How to use toys with lasers

Because lasers, even in toys, can cause permanent damage to the retina, it’s important to operate them properly. Here’s what the FDA recommends:

  • Teach your children to never aim or shine a laser directly, even a laser in a toy, at anyone, including animals. The laser’s light energy aimed into the eye can be hazardous, perhaps even more than staring directly into the sun.
  • Teach children to never look directly at a laser light.
  • Do not aim a laser at any vehicle, aircraft or shiny surface, which can cause serious accidents.
  • Look for a Class I label on children’s toy lasers. The label says “Class 1 Laser Product.”
  • Do not buy laser pointers for children; do not allow kids to use laser pointers, even those made for pets to chase.
  • Immediately consult a health care professional if you or a child suspects or experiences any eye injury. Learn more in the FDA’s video on laser pointer safety.
  • Don’t allow kids to break open a laser toy, since this could damage the optical component of a laser, making it more hazardous.
  • Supervise younger kids while they’re playing with laser toys.

What about LEDs?

LEDs are similar to lasers in that they emit either visible or invisible radiation that can be harmful to the skin or eyes under certain circumstances. However, based on specific characteristics of LED radiation, these devices are typically treated like lamps instead of lasers when it comes to radiation safety. There is a specific set of requirements, different from lasers, that assess their potential radiation hazards. These requirements result in assigning a Risk Group to the LED radiation that can be “Exempt” (least hazardous), Risk Group 1, Risk Group 2, or Risk Group 3 (most hazardous). Also, established safety Standards for toys typically require that the LED radiation be under certain limits in order for them to be considered safe.

One area of concern for LED radiation has been the blue light hazard, which can cause photochemical retinal injuries from exposure in wavelengths between 300-700nm. Of course, blue light may come from blue LEDs, but white LEDs also have a spike of blue wavelengths as well.

“Outside the US, LED radiation has historically been treated similarly to lasers, as far as the requirements that evaluate the radiation levels and that look at potential hazards to the skin and eyes,” Henderson says. “In 2007, LEDs were removed from the IEC laser standard because a separate standard was created to assess the photobiological safety of lamps, including LEDs. in the US, even though the FDA does not have specific LED radiation requirements like they do for lasers, it is a good idea for parents to watch out for LEDs in toys.”

Be sure that children do not look directly at LED lights in toys or other products, or shine them at other people or animals.
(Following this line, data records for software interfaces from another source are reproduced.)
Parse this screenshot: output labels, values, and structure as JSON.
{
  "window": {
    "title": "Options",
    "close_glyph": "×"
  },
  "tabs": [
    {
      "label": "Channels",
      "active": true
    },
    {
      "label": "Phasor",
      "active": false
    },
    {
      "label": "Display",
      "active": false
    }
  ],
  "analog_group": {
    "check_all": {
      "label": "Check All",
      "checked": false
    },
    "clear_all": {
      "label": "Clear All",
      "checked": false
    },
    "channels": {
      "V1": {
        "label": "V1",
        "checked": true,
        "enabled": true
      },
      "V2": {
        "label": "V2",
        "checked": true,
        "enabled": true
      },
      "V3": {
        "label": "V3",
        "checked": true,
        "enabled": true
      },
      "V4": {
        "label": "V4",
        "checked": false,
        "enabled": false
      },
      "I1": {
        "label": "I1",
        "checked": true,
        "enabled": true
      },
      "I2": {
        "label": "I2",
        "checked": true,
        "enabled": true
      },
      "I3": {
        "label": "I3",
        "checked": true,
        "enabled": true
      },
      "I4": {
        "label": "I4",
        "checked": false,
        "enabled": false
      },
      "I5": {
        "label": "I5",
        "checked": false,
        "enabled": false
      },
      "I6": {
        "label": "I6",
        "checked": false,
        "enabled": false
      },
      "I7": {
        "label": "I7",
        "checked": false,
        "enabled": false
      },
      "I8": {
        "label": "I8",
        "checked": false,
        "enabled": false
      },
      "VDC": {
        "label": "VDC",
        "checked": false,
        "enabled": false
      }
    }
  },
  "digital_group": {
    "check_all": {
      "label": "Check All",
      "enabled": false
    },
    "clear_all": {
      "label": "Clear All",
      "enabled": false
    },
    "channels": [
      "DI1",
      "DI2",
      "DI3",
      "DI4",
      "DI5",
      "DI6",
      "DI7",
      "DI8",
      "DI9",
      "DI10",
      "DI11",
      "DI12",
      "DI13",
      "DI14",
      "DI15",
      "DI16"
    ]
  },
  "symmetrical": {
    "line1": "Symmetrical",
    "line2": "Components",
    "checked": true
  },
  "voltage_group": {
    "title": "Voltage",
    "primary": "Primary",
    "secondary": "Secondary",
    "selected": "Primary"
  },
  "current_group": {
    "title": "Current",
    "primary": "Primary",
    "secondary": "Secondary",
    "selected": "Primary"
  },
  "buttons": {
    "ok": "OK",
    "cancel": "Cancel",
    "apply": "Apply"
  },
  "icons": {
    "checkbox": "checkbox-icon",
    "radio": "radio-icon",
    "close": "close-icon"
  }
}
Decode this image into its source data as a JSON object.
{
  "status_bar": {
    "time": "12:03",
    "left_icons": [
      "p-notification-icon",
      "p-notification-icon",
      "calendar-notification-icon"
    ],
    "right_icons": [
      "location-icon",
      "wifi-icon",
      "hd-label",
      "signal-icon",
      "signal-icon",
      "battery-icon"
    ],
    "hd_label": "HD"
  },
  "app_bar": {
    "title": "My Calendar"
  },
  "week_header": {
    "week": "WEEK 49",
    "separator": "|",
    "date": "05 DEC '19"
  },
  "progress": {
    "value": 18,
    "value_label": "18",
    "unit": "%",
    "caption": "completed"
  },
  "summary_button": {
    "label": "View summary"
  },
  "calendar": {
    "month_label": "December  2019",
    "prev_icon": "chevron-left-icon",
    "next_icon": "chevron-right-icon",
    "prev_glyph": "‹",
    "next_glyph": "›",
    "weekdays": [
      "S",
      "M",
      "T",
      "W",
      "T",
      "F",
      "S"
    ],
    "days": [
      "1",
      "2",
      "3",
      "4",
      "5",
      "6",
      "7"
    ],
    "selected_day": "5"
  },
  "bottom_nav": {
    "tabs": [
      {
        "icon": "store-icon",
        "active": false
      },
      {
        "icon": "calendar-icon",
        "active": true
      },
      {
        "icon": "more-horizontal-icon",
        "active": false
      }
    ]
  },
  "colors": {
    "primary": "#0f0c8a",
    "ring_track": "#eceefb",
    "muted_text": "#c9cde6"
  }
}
Supervise young children when they’re playing with toys with LED lights.

How UL helps

“As lasers and LEDs become more prevalent in products, from lasers in mobile phones for facial recognition, to lidar on autonomous vehicles, to LEDs used for in-home camera night vision, UL will continue to help manufacturers evaluate the safety of the radiation emitted and confirm compliance with the FDA and IEC Standards”, Henderson says. “Even if a product is in the design phase, we have the ability to assist in navigating the requirements early on in the process.”

While laser toys can be fun and other laser products can make tasks easier, they can also pose a hazard, so use these tips to keep your family safe.